The reading of books

Posted by Tory Historian Tuesday, July 01, 2008

Not one, not two but three books on the go. One was lent Tory Historian by a friend in Paris, whence the book bag came back with more volumes in it than it had departed with. It is a collection of essays by Christopher Hitchens, erstwhile left-wing and now rather right-wing though not precisely conservative scourge of all and sundry.

Entitled "Love, Poverty and War", it is well worth reading for the evisceration of Michael Moore if nothing else. But, as it happens there are numerous fascinating pieces, not least on Winston Churchill, Rudyard Kipling, Aldous Huxley, Evelyn Waugh, David Irving and Mel Gibson. Sometimes Hitchens goes strangely astray in making serious errors of omission and commission. But mostly it is pure unadulterated intellectual joy. Not for those with weak nerves.

For serious reading there is Mitzi Auchterlonie's "Conservative Suffragists", a seriously underrated subject so far. In general, not enough has been written about women in the Conservative Party and on that side of the political divide, though in many ways they achieved more than their much-trumpeted colleagues on the left. This book should balance matters out somewhat. There will be another posting about it.

Finally, a book acquired today: "The Letters of Julian Maclaren-Ross", launched, very appropriately, in the upstairs bar of the Wheasheaf pub in North Soho (and no, there is no such place as NoHo in London). The whole event was organized by the excellent Sohemian Society, one that all conservatives, liberal conservatives and, dare one say it, libertarians should pay attention to.

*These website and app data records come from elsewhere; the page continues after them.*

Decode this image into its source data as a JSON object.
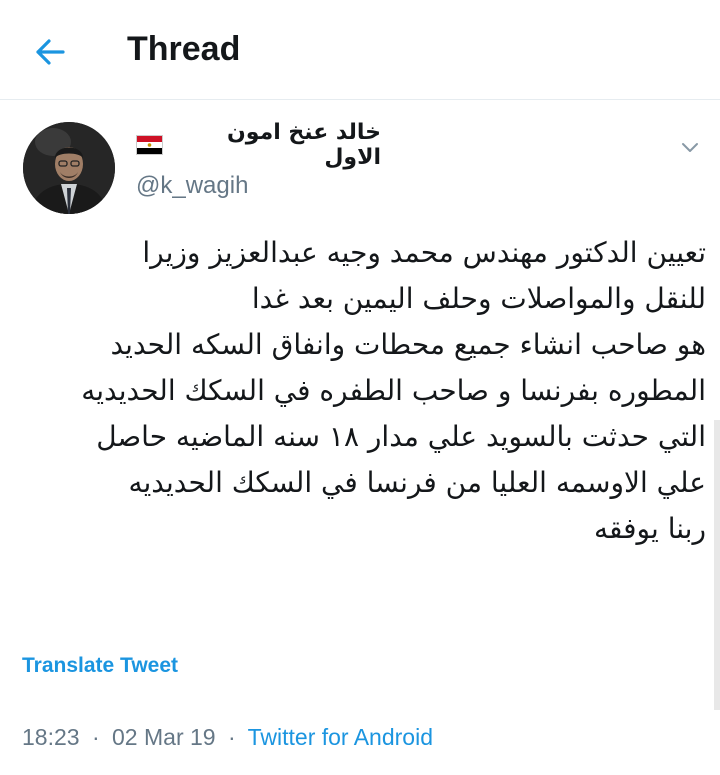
{
  "header": {
    "title": "Thread",
    "back_icon": "arrow-left-icon"
  },
  "tweet": {
    "display_name": "خالد عنخ امون الاول",
    "flag_icon": "egypt-flag-icon",
    "handle": "@k_wagih",
    "text_lines": [
      "تعيين الدكتور مهندس محمد وجيه عبدالعزيز وزيرا",
      "للنقل والمواصلات وحلف اليمين بعد غدا",
      "هو صاحب انشاء جميع محطات وانفاق السكه الحديد",
      "المطوره بفرنسا و صاحب الطفره في السكك الحديديه",
      "التي حدثت بالسويد علي مدار ١٨ سنه الماضيه حاصل",
      "علي الاوسمه العليا من فرنسا في السكك الحديديه",
      "ربنا يوفقه"
    ],
    "translate_label": "Translate Tweet",
    "time": "18:23",
    "date": "02 Mar 19",
    "separator": "·",
    "source": "Twitter for Android"
  },
  "colors": {
    "accent": "#1b95e0",
    "muted": "#657786",
    "text": "#14171a"
  }
}
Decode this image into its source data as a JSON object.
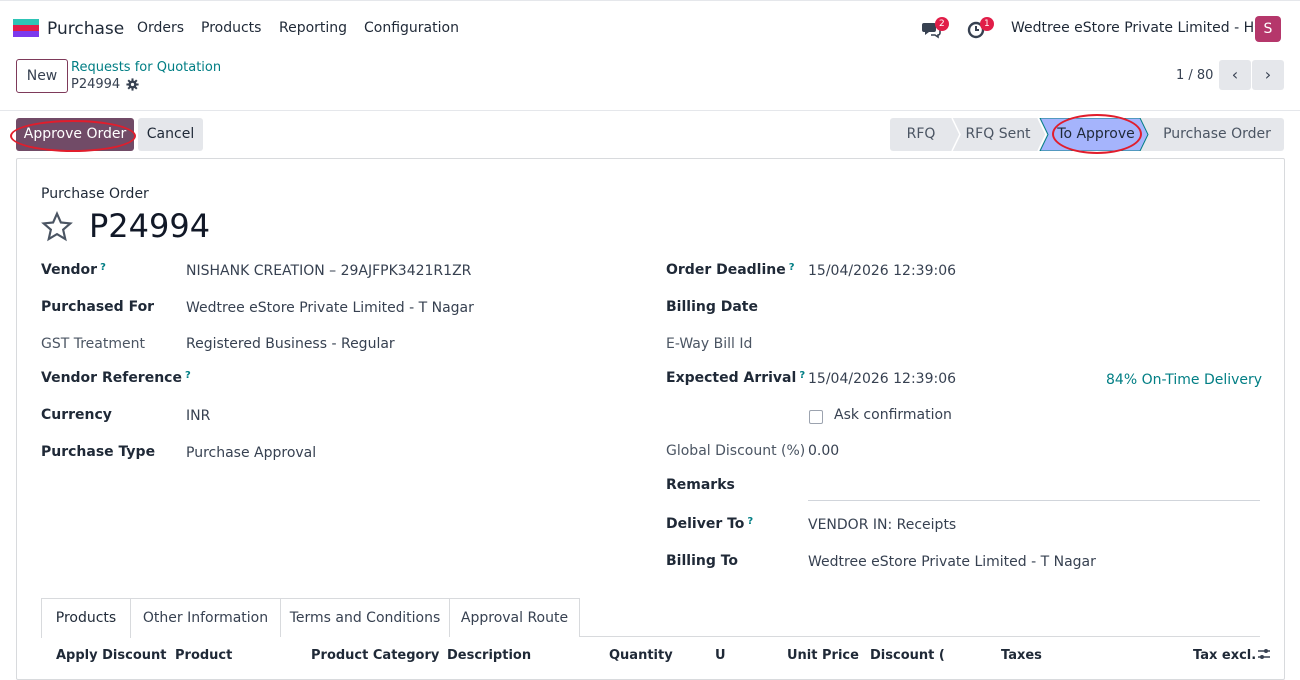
{
  "app": {
    "name": "Purchase"
  },
  "menu": [
    "Orders",
    "Products",
    "Reporting",
    "Configuration"
  ],
  "systray": {
    "messages_count": "2",
    "activities_count": "1",
    "company": "Wedtree eStore Private Limited - HO",
    "avatar_letter": "S"
  },
  "control": {
    "new_label": "New",
    "breadcrumb_parent": "Requests for Quotation",
    "breadcrumb_current": "P24994",
    "pager": "1 / 80"
  },
  "status": {
    "approve_label": "Approve Order",
    "cancel_label": "Cancel",
    "stages": [
      "RFQ",
      "RFQ Sent",
      "To Approve",
      "Purchase Order"
    ],
    "active_stage": "To Approve"
  },
  "form": {
    "title_label": "Purchase Order",
    "name": "P24994",
    "left": {
      "vendor_label": "Vendor",
      "vendor_value": "NISHANK CREATION – 29AJFPK3421R1ZR",
      "purchased_for_label": "Purchased For",
      "purchased_for_value": "Wedtree eStore Private Limited - T Nagar",
      "gst_label": "GST Treatment",
      "gst_value": "Registered Business - Regular",
      "vendor_ref_label": "Vendor Reference",
      "vendor_ref_value": "",
      "currency_label": "Currency",
      "currency_value": "INR",
      "purchase_type_label": "Purchase Type",
      "purchase_type_value": "Purchase Approval"
    },
    "right": {
      "order_deadline_label": "Order Deadline",
      "order_deadline_value": "15/04/2026 12:39:06",
      "billing_date_label": "Billing Date",
      "billing_date_value": "",
      "eway_label": "E-Way Bill Id",
      "eway_value": "",
      "expected_arrival_label": "Expected Arrival",
      "expected_arrival_value": "15/04/2026 12:39:06",
      "on_time": "84% On-Time Delivery",
      "ask_confirmation_label": "Ask confirmation",
      "global_discount_label": "Global Discount (%)",
      "global_discount_value": "0.00",
      "remarks_label": "Remarks",
      "deliver_to_label": "Deliver To",
      "deliver_to_value": "VENDOR IN: Receipts",
      "billing_to_label": "Billing To",
      "billing_to_value": "Wedtree eStore Private Limited - T Nagar"
    },
    "help_mark": "?"
  },
  "tabs": [
    "Products",
    "Other Information",
    "Terms and Conditions",
    "Approval Route"
  ],
  "columns": [
    "Apply Discount",
    "Product",
    "Product Category",
    "Description",
    "Quantity",
    "U",
    "Unit Price",
    "Discount (",
    "Taxes",
    "Tax excl."
  ],
  "colors": {
    "brand": "#714b67",
    "link": "#017e84",
    "stage_active": "#a5b4fc",
    "badge": "#e11d48",
    "annotation": "#e11d2c"
  }
}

Fans of Anthony Powell will recall that Julian Maclaren-Ross, who appears a good deal in Powell's memoirs, was also the inspiration for X. Trapnel in the last trilogy of the "Dance to the Music of Time".


Powered by Blogger.




Blog Archive